_Problem to solve_
From the entries that follow, copy each line in which "photo" appears.

[Excerpts from a dataset]

================

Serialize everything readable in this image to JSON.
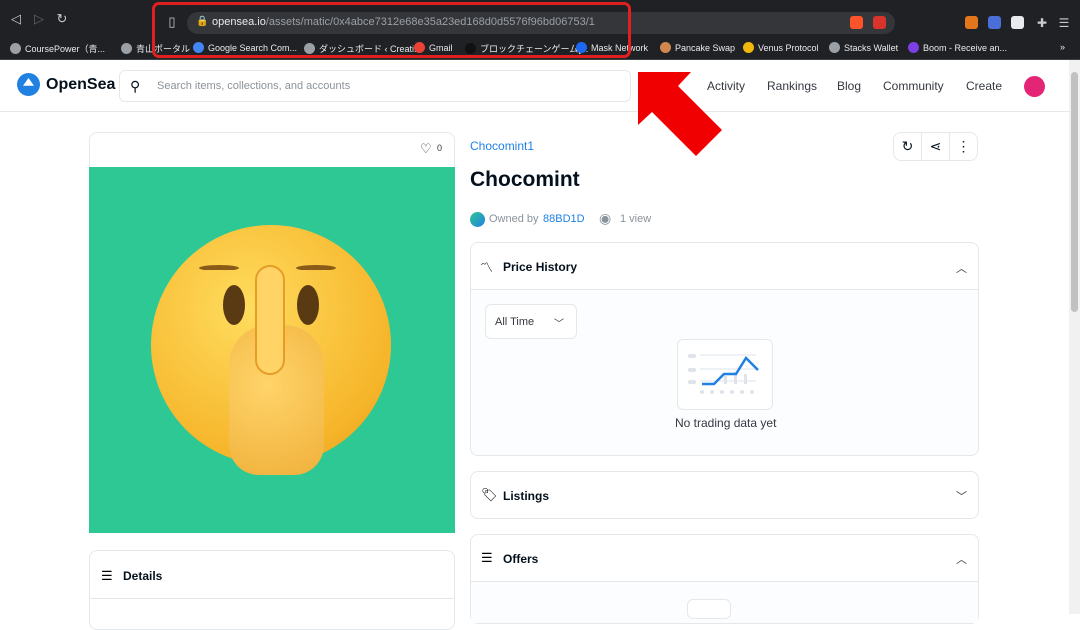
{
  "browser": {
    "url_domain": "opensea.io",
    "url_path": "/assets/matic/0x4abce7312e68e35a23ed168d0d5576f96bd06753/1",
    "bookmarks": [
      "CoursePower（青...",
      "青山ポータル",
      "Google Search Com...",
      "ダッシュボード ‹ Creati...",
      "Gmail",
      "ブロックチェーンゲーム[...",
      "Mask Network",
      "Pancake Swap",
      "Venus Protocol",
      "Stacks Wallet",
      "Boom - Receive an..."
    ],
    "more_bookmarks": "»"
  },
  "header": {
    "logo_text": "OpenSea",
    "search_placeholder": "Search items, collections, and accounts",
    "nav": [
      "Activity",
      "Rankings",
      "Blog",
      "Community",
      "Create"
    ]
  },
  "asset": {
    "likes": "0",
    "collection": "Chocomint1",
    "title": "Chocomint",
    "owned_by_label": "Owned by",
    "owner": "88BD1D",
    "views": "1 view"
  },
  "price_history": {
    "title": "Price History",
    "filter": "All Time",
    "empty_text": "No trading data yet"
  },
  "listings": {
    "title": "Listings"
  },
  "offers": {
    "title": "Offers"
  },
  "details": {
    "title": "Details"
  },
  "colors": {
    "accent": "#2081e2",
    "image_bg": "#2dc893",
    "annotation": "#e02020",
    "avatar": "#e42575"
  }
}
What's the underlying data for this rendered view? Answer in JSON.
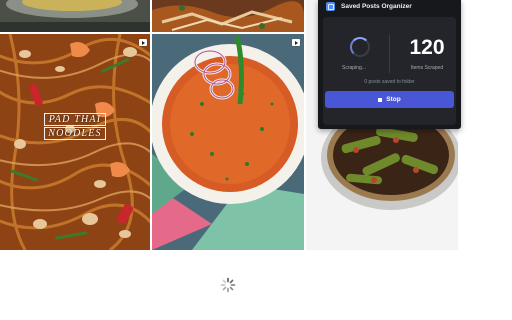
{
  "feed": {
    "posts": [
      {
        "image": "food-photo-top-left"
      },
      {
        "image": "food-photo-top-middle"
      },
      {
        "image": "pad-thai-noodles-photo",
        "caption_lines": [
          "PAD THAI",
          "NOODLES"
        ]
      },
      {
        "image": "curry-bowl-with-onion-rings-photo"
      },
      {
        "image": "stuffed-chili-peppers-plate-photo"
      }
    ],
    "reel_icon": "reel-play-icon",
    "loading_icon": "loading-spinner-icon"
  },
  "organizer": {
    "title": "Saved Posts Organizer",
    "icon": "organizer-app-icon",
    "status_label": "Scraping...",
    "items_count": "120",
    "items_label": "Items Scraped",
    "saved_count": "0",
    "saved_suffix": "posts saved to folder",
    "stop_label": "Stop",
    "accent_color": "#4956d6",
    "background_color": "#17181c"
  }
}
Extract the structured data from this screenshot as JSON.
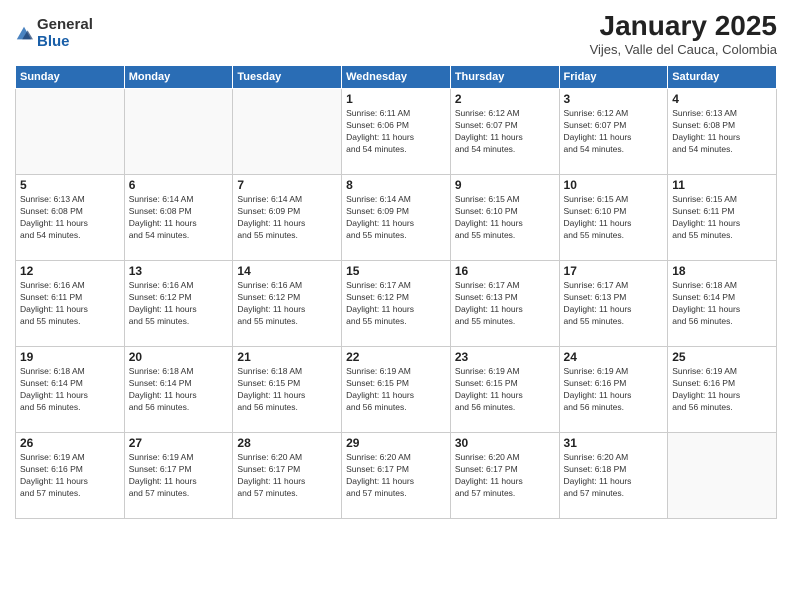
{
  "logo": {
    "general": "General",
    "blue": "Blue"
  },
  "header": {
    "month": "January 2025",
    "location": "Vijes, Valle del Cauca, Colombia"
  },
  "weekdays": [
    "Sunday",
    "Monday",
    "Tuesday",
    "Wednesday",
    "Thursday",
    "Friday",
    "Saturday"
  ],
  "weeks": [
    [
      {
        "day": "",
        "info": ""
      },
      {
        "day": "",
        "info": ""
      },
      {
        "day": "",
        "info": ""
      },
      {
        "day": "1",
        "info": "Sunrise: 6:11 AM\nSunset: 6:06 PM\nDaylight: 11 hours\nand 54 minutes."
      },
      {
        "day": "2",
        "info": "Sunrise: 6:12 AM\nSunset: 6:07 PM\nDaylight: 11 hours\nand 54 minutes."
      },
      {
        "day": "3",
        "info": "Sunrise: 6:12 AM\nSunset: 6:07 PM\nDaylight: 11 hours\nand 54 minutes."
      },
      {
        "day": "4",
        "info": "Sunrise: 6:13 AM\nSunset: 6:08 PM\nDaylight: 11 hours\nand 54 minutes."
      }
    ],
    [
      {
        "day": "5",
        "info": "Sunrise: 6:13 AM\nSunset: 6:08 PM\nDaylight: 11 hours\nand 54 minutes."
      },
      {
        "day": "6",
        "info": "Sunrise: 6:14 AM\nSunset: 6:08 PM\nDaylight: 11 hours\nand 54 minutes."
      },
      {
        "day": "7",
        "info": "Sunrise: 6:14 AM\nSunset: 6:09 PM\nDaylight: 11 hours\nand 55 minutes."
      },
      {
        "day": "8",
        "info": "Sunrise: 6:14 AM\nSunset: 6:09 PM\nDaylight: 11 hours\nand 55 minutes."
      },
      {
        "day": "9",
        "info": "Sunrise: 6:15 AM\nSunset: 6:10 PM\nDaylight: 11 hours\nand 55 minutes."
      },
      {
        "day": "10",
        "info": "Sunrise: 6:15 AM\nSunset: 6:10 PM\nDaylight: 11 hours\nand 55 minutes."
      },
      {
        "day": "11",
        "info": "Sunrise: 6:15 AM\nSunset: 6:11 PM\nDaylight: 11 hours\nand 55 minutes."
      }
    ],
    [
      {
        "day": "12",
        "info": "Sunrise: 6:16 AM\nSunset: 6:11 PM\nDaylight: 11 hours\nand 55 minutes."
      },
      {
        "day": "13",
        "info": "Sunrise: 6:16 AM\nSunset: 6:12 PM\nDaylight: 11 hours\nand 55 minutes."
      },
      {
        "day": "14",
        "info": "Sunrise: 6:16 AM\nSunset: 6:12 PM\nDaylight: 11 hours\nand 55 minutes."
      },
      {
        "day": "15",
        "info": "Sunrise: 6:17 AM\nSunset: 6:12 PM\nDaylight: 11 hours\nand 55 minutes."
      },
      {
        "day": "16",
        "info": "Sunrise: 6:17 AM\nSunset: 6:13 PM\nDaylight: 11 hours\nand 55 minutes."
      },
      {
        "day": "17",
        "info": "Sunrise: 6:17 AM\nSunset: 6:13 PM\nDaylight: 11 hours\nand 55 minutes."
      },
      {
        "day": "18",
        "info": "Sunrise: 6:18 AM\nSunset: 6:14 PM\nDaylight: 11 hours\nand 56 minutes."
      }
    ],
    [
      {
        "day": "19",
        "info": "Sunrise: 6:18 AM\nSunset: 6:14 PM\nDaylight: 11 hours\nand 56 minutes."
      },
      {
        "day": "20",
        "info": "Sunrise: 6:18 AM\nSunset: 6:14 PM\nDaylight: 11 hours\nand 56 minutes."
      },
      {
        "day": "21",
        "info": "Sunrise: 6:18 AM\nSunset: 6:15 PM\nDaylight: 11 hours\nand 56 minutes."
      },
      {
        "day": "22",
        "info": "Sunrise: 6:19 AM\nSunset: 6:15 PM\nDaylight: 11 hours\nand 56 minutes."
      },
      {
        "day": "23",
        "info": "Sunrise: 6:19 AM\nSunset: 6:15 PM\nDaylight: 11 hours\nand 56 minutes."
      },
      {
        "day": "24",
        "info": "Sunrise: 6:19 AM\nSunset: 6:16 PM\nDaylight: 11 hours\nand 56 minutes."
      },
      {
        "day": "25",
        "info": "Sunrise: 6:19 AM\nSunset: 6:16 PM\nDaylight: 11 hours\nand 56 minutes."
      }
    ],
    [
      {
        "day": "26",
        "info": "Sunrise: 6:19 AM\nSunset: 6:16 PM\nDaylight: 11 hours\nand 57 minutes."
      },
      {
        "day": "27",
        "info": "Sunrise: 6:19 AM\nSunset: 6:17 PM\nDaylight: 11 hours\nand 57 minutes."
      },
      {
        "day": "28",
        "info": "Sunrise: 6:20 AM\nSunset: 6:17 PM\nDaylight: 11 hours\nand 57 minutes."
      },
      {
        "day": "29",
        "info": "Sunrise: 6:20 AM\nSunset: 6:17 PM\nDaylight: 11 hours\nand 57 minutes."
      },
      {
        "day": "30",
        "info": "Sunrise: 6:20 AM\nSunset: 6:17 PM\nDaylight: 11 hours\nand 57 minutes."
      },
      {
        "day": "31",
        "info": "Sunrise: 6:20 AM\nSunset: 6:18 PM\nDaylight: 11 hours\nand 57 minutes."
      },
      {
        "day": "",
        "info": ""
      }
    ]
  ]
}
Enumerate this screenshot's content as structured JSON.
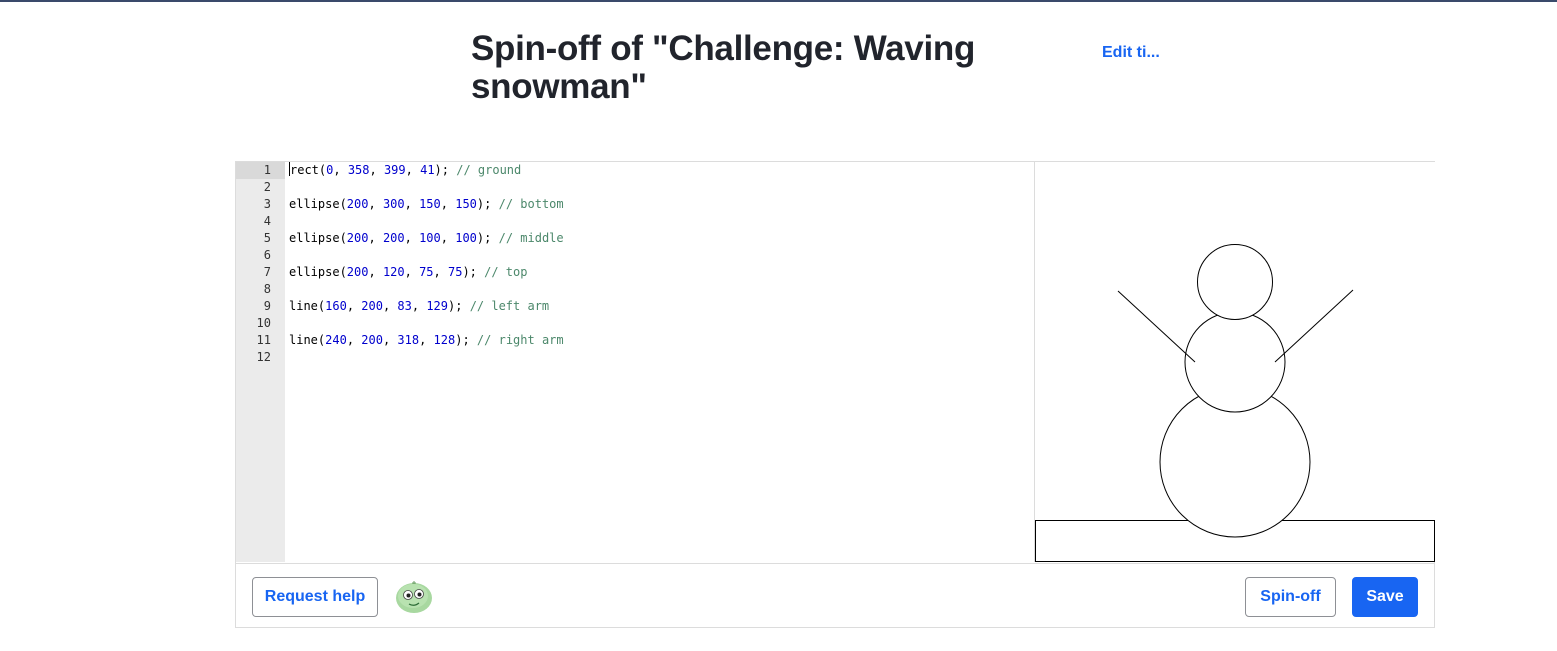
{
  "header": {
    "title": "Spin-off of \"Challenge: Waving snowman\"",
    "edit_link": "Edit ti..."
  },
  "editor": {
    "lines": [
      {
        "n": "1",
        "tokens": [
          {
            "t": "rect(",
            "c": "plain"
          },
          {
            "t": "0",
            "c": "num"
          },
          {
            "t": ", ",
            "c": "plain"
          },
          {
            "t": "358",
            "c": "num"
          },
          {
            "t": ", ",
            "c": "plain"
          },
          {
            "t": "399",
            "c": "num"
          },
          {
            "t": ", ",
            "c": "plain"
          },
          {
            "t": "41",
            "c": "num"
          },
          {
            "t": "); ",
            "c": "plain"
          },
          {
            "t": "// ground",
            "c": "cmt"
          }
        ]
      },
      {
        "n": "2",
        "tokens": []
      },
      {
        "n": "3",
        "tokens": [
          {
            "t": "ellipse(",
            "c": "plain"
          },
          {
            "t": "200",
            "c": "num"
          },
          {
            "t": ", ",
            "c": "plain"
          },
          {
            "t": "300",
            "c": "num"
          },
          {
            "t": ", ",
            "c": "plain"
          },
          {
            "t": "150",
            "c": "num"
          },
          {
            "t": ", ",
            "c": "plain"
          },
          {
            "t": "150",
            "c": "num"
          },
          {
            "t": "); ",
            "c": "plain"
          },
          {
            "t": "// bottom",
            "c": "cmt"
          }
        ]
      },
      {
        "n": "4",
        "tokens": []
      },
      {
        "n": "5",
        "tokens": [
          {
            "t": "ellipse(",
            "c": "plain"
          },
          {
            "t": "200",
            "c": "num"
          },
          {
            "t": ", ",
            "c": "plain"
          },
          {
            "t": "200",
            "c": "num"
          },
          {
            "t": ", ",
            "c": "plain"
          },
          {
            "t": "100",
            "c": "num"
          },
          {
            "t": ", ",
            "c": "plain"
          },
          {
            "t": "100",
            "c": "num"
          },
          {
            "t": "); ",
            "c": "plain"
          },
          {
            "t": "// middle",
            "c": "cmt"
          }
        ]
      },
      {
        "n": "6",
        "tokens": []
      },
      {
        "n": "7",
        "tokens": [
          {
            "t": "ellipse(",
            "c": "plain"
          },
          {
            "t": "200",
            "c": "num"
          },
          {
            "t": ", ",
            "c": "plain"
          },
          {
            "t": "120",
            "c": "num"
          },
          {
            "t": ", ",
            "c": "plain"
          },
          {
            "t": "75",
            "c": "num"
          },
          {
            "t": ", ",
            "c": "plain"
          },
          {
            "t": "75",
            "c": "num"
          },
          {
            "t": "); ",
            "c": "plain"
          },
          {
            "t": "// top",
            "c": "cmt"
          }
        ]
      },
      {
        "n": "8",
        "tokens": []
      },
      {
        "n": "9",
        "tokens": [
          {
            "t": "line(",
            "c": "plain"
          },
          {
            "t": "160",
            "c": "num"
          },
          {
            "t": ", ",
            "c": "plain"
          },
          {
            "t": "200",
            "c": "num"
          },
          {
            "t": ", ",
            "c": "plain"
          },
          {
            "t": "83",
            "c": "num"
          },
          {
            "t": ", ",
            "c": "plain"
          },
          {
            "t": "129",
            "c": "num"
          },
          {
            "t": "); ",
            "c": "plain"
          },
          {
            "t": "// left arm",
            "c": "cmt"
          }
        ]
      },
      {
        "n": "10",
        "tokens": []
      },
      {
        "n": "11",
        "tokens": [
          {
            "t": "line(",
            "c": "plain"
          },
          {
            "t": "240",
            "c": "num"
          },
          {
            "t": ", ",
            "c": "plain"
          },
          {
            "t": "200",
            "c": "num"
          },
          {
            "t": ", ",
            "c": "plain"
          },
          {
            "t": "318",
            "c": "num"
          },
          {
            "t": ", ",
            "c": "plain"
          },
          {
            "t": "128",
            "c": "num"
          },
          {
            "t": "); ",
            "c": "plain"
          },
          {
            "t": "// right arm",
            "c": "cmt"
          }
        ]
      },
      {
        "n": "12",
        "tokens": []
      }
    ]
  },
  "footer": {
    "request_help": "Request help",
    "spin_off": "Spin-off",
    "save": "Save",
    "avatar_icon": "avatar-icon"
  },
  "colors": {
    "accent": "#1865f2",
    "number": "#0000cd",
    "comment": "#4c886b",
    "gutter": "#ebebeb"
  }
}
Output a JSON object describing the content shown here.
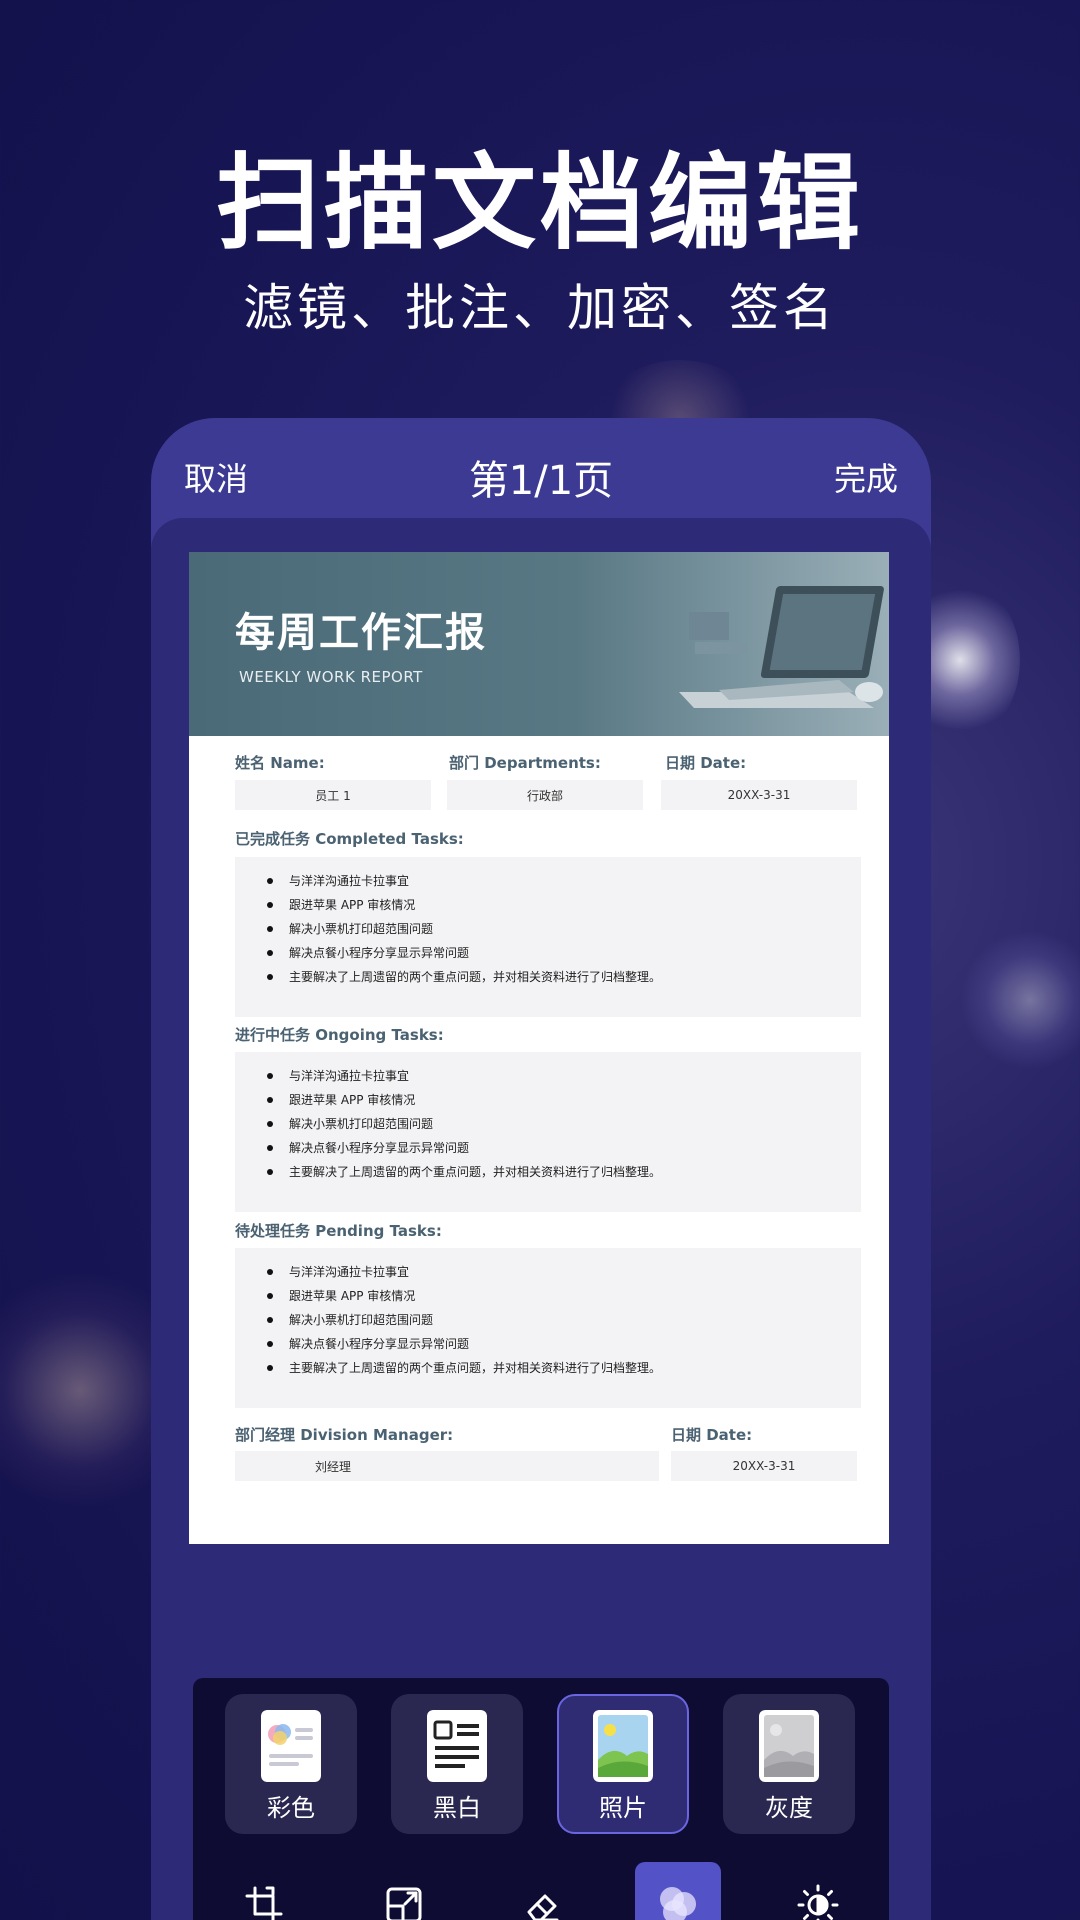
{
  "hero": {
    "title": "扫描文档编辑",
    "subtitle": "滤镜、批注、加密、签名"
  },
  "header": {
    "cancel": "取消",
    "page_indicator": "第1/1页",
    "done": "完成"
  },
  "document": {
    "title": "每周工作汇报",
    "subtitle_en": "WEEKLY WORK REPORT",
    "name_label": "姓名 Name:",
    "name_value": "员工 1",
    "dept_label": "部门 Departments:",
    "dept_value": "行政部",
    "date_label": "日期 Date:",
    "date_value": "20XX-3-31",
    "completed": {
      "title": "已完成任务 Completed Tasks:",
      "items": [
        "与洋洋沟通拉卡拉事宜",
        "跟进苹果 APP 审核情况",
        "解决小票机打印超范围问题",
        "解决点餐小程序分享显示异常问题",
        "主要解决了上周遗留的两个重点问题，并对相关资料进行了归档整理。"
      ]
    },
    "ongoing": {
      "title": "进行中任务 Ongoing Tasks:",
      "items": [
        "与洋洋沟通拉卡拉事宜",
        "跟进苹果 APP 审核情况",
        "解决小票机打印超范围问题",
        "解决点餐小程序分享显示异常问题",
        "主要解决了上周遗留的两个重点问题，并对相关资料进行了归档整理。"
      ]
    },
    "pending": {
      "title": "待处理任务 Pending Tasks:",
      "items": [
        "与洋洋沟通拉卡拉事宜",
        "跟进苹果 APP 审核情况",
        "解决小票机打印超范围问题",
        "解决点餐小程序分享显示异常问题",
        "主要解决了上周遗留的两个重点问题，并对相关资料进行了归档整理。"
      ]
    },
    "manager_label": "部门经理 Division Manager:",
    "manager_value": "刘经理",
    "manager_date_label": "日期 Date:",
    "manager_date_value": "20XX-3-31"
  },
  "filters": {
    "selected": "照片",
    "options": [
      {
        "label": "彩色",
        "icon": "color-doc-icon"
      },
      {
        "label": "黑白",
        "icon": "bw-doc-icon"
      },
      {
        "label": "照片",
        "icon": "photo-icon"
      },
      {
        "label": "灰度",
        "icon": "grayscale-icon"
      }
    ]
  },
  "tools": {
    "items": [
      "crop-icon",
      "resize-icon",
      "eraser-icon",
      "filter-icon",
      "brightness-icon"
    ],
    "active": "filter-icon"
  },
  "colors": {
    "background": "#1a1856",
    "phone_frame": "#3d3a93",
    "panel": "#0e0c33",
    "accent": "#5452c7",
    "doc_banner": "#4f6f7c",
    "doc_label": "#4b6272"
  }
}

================

_Result_
        "image": "food-photo-top-left"
        "image": "food-photo-top-middle"
        "image": "pad-thai-noodles-photo",
        "image": "curry-bowl-with-onion-rings-photo"
        "image": "stuffed-chili-peppers-plate-photo"
        "icon": "photo-icon"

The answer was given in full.